### Material for the task:
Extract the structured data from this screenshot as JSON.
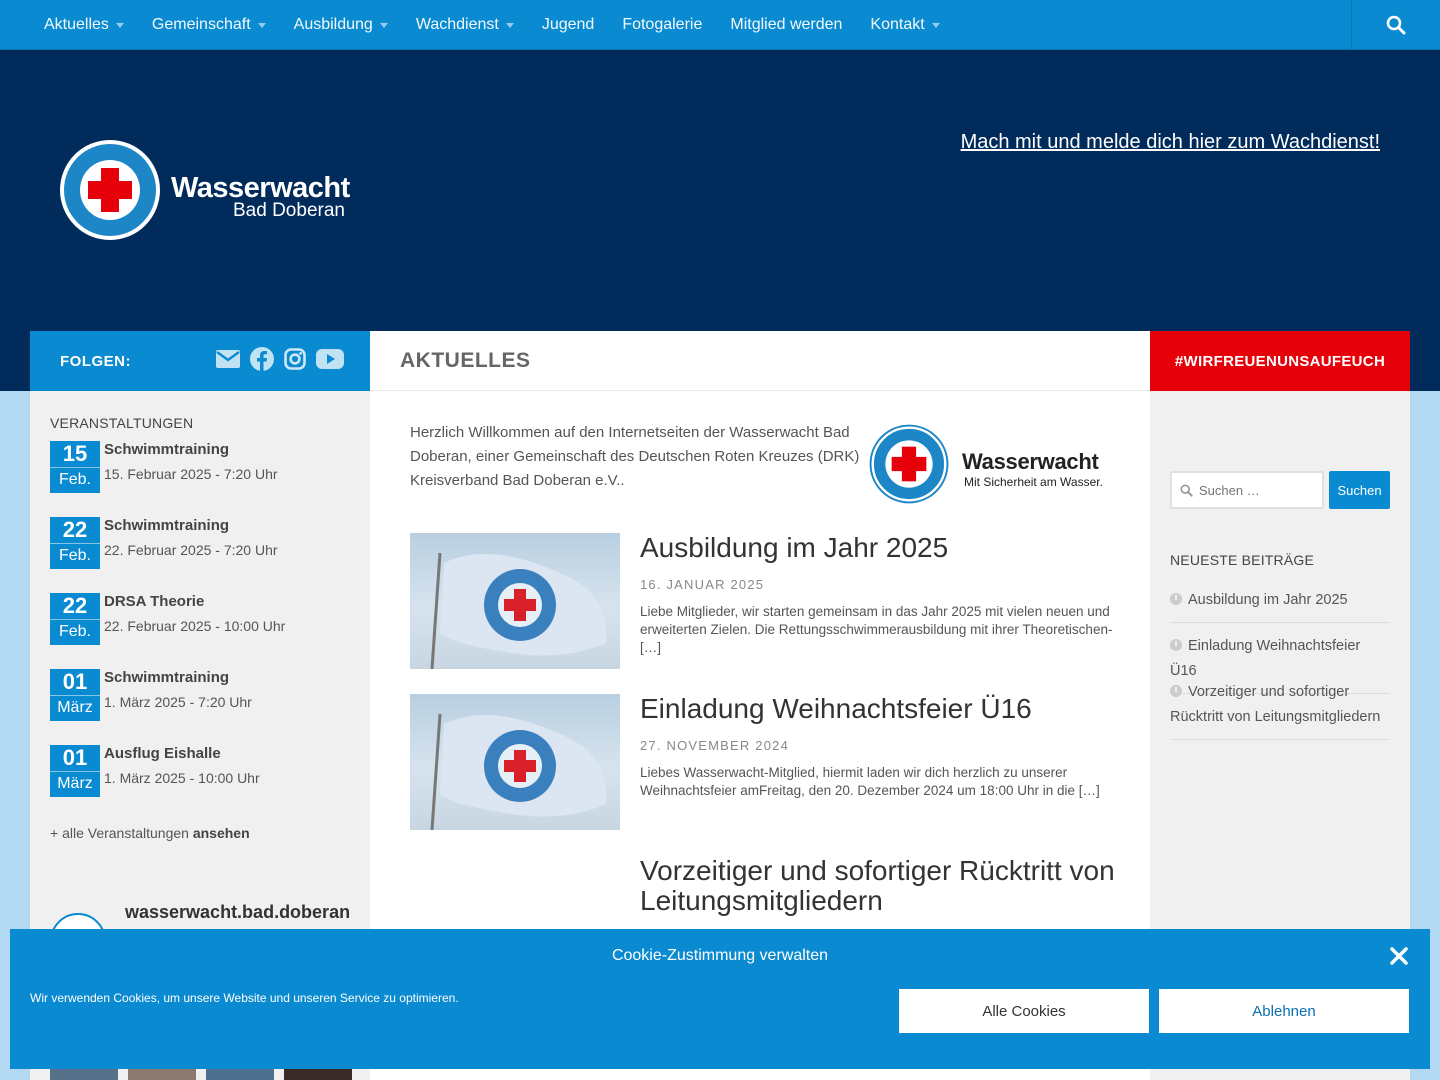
{
  "nav": {
    "items": [
      {
        "label": "Aktuelles",
        "has_submenu": true
      },
      {
        "label": "Gemeinschaft",
        "has_submenu": true
      },
      {
        "label": "Ausbildung",
        "has_submenu": true
      },
      {
        "label": "Wachdienst",
        "has_submenu": true
      },
      {
        "label": "Jugend",
        "has_submenu": false
      },
      {
        "label": "Fotogalerie",
        "has_submenu": false
      },
      {
        "label": "Mitglied werden",
        "has_submenu": false
      },
      {
        "label": "Kontakt",
        "has_submenu": true
      }
    ],
    "search_icon": "search-icon"
  },
  "header": {
    "logo_title": "Wasserwacht",
    "logo_subtitle": "Bad Doberan",
    "logo_ring_top": "DEUTSCHES ROTES KREUZ",
    "logo_ring_bottom": "WASSERWACHT",
    "cta_link": "Mach mit und melde dich hier zum Wachdienst!"
  },
  "left_sidebar": {
    "follow_label": "FOLGEN:",
    "social_icons": [
      "email-icon",
      "facebook-icon",
      "instagram-icon",
      "youtube-icon"
    ],
    "events_heading": "VERANSTALTUNGEN",
    "events": [
      {
        "day": "15",
        "month": "Feb.",
        "title": "Schwimmtraining",
        "datetime": "15. Februar 2025 - 7:20 Uhr"
      },
      {
        "day": "22",
        "month": "Feb.",
        "title": "Schwimmtraining",
        "datetime": "22. Februar 2025 - 7:20 Uhr"
      },
      {
        "day": "22",
        "month": "Feb.",
        "title": "DRSA Theorie",
        "datetime": "22. Februar 2025 - 10:00 Uhr"
      },
      {
        "day": "01",
        "month": "März",
        "title": "Schwimmtraining",
        "datetime": "1. März 2025 - 7:20 Uhr"
      },
      {
        "day": "01",
        "month": "März",
        "title": "Ausflug Eishalle",
        "datetime": "1. März 2025 - 10:00 Uhr"
      }
    ],
    "all_events_prefix": "+ alle Veranstaltungen",
    "all_events_link": "ansehen",
    "instagram_name": "wasserwacht.bad.doberan"
  },
  "main": {
    "page_title": "AKTUELLES",
    "intro": "Herzlich Willkommen auf den Internetseiten der Wasserwacht Bad Doberan, einer Gemeinschaft des Deutschen Roten Kreuzes (DRK) Kreisverband Bad Doberan e.V..",
    "intro_logo_title": "Wasserwacht",
    "intro_logo_subtitle": "Mit Sicherheit am Wasser.",
    "posts": [
      {
        "title": "Ausbildung im Jahr 2025",
        "date": "16. JANUAR 2025",
        "excerpt": "Liebe Mitglieder, wir starten gemeinsam in das Jahr 2025 mit vielen neuen und erweiterten Zielen. Die Rettungsschwimmerausbildung mit ihrer Theoretischen- […]"
      },
      {
        "title": "Einladung Weihnachtsfeier Ü16",
        "date": "27. NOVEMBER 2024",
        "excerpt": "Liebes Wasserwacht-Mitglied, hiermit laden wir dich herzlich zu unserer Weihnachtsfeier amFreitag, den 20. Dezember 2024 um 18:00 Uhr in die […]"
      },
      {
        "title_line1": "Vorzeitiger und sofortiger Rücktritt von",
        "title_line2": "Leitungsmitgliedern"
      }
    ]
  },
  "right_sidebar": {
    "hashtag": "#WIRFREUENUNSAUFEUCH",
    "search_placeholder": "Suchen …",
    "search_button": "Suchen",
    "recent_heading": "NEUESTE BEITRÄGE",
    "recent_posts": [
      "Ausbildung im Jahr 2025",
      "Einladung Weihnachtsfeier Ü16",
      "Vorzeitiger und sofortiger Rücktritt von Leitungsmitgliedern"
    ]
  },
  "cookie": {
    "title": "Cookie-Zustimmung verwalten",
    "text": "Wir verwenden Cookies, um unsere Website und unseren Service zu optimieren.",
    "accept": "Alle Cookies",
    "deny": "Ablehnen"
  },
  "colors": {
    "primary_blue": "#0a8ad0",
    "header_navy": "#012b5b",
    "accent_red": "#e5000a",
    "page_bg": "#b3d9f2"
  }
}
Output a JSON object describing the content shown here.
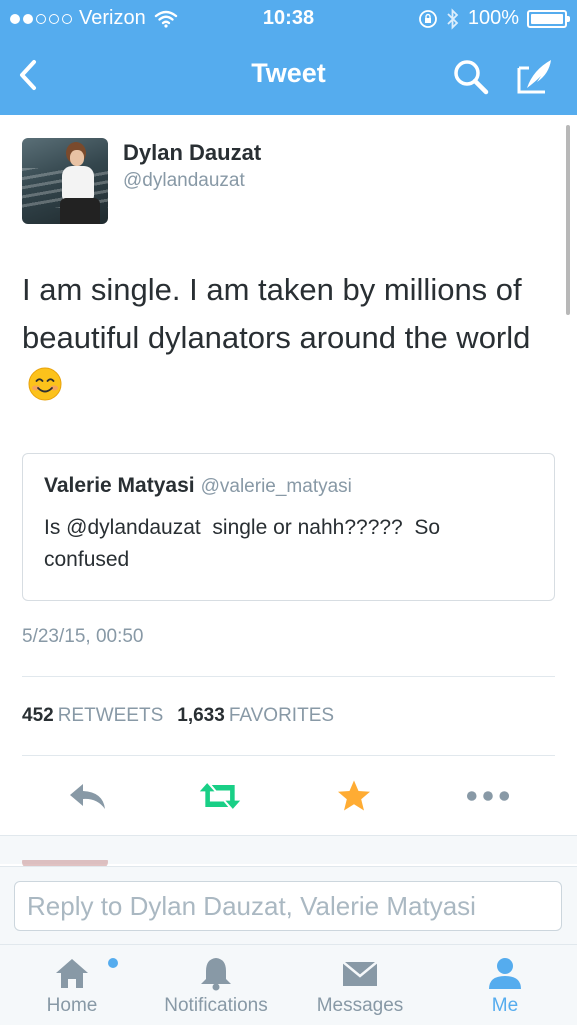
{
  "status_bar": {
    "carrier": "Verizon",
    "time": "10:38",
    "battery": "100%"
  },
  "nav": {
    "title": "Tweet",
    "icons": [
      "back-chevron-icon",
      "search-icon",
      "compose-icon"
    ]
  },
  "tweet": {
    "author_name": "Dylan Dauzat",
    "author_handle": "@dylandauzat",
    "text": "I am single. I am taken by millions of beautiful dylanators around the world",
    "emoji": "smiling-face-icon",
    "quote": {
      "name": "Valerie Matyasi",
      "handle": "@valerie_matyasi",
      "text": "Is @dylandauzat  single or nahh?????  So confused"
    },
    "timestamp": "5/23/15, 00:50",
    "retweet_count": "452",
    "retweet_label": "RETWEETS",
    "favorite_count": "1,633",
    "favorite_label": "FAVORITES"
  },
  "actions": [
    "reply-icon",
    "retweet-icon",
    "favorite-star-icon",
    "more-icon"
  ],
  "colors": {
    "brand_blue": "#55acee",
    "retweet_green": "#19cf86",
    "favorite_orange": "#ffac33",
    "muted_gray": "#8899a6"
  },
  "reply": {
    "placeholder": "Reply to Dylan Dauzat, Valerie Matyasi"
  },
  "tabbar": {
    "items": [
      {
        "label": "Home",
        "icon": "home-icon"
      },
      {
        "label": "Notifications",
        "icon": "bell-icon"
      },
      {
        "label": "Messages",
        "icon": "envelope-icon"
      },
      {
        "label": "Me",
        "icon": "person-icon"
      }
    ],
    "active": "Me"
  }
}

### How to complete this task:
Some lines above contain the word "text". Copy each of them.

### Answer space:
    "text": "Wir verwenden Cookies, um unsere Website und unseren Service zu optimieren.",
    "text": "I am single. I am taken by millions of beautiful dylanators around the world",
      "text": "Is @dylandauzat  single or nahh?????  So confused"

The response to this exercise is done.